It is estimated that nearly 1% of the global population is affected by some form of autism spectrum disorder, 2% by intellectual disability, 2% by attention deficit hyperactivity disorder, and 1-1.5% by schizophrenia. Neurodevelopmental and neuropsychiatric disorders are strongly linked to mutations of the glutamatergic signalling complex.
Genome-wide association studies have identified a significant number of single nucleotide variants in genes of the NMDAR signalling complex, including many de-novo mutations located in NMDAR exons. While over 700 patient-derived NMDAR gene variants have been identified, the functional consequences of the majority of them are unknown, and only a handful of the known disease-associated NMDAR mutations have been studied in neuronal preparations or animal models. Filling this gap would significantly enhance our knowledge of NMDAR function and could suggest treatment strategies.
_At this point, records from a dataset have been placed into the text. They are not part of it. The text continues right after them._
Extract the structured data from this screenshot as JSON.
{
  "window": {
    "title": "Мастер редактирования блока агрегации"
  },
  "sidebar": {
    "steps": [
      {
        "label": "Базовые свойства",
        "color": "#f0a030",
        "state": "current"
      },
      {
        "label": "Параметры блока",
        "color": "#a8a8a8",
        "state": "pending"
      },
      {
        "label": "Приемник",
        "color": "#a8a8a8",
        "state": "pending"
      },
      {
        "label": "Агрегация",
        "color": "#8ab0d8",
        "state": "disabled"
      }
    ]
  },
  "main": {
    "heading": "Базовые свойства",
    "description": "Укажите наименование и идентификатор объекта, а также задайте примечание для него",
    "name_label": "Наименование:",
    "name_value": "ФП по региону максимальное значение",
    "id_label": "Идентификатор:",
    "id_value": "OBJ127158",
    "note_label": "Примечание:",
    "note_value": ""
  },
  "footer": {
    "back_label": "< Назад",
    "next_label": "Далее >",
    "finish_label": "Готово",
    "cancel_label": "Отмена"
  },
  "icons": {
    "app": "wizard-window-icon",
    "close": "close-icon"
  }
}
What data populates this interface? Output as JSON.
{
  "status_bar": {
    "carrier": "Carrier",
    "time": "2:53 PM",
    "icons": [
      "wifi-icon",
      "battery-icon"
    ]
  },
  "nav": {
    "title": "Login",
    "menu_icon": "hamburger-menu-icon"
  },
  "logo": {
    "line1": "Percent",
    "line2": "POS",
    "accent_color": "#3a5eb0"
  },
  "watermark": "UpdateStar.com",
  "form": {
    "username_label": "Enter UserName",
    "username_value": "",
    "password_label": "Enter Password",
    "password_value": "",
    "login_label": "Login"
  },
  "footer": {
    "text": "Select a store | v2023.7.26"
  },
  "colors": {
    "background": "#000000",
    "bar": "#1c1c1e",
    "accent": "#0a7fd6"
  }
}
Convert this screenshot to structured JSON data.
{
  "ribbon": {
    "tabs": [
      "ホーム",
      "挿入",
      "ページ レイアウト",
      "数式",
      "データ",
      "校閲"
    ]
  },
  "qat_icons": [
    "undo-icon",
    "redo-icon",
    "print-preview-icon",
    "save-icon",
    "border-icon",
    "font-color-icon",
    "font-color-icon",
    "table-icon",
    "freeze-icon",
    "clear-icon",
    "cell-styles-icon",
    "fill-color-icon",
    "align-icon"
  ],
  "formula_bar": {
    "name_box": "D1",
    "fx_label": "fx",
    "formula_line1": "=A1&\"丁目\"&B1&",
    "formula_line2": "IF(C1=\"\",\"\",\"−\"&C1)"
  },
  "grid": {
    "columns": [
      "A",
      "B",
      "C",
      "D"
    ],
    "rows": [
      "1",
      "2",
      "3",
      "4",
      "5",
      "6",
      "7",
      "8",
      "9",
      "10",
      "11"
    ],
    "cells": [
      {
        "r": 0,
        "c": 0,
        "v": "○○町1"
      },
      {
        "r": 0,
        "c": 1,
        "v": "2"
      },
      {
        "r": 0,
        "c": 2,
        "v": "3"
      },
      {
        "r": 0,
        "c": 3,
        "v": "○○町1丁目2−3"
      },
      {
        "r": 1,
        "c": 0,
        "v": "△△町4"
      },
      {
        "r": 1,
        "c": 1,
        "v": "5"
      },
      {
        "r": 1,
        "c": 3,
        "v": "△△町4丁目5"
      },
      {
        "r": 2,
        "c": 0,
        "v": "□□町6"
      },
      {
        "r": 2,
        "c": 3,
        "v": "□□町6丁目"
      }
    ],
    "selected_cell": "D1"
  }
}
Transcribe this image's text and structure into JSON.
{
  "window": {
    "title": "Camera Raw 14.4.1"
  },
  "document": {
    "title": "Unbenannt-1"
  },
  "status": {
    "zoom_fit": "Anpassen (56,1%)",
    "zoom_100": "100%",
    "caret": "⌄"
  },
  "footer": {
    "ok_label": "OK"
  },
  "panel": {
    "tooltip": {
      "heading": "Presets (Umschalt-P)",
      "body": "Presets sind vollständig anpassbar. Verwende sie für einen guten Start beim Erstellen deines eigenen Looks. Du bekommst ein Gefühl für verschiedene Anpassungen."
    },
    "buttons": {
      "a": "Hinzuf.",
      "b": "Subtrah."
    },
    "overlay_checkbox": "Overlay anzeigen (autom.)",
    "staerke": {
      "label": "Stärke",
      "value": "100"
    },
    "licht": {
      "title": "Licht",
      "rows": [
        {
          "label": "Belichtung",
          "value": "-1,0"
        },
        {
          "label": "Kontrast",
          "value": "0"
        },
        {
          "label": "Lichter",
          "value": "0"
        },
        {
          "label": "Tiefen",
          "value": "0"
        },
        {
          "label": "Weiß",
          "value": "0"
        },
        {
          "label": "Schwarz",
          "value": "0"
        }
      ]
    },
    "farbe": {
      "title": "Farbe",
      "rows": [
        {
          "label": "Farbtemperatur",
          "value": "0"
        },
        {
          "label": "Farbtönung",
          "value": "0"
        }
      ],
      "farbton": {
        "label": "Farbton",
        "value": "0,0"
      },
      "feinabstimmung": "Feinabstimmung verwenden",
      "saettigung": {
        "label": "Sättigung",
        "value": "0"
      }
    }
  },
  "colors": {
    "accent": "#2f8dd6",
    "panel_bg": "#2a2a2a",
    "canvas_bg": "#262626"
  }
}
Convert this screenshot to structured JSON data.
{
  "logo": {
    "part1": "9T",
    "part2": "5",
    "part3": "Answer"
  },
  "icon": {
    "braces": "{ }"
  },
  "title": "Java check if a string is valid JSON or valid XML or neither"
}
We use various methods to elucidate the functional effects of NMDAR mutations found in children diagnosed with epilepsy, intellectual disability or autism. We use electrophysiology, structural biology, biochemistry and microscopy to study mutated NMDARs in heterologous expression systems. We also work with transgenic animal models (zebrafish, mouse) to assess the effects of NMDAR mutations on synaptic transmission, neuronal network activity, and animal behavior.
Locations of rare mutations in the transmembrane domain of the GluN2B subunit of human NMDAR. Ribbon structure of a homology model of the hGluN1/hGluN2B receptor (hGluN1 in grey; hGluN2B in orange). Selected residues representing amino acids that were altered in human patients are highlighted in red. ATD = amino-terminal domain; LBD = ligand-binding domain; TMD = transmembrane domain; M1, M3, M4 = transmembrane helices; M2 = re-entrant pore loop.
A single allele of an NMDAR gene variant identified in a patient with autism alters NMDAR signaling in neurons. Neurons prepared from heterozygous Grin2bWT/L825V mice have smaller NMDA-evoked currents (A) and shorter NMDAR-mediated synaptic responses (B) compared to neurons prepared from Grin2bWT/WT mice.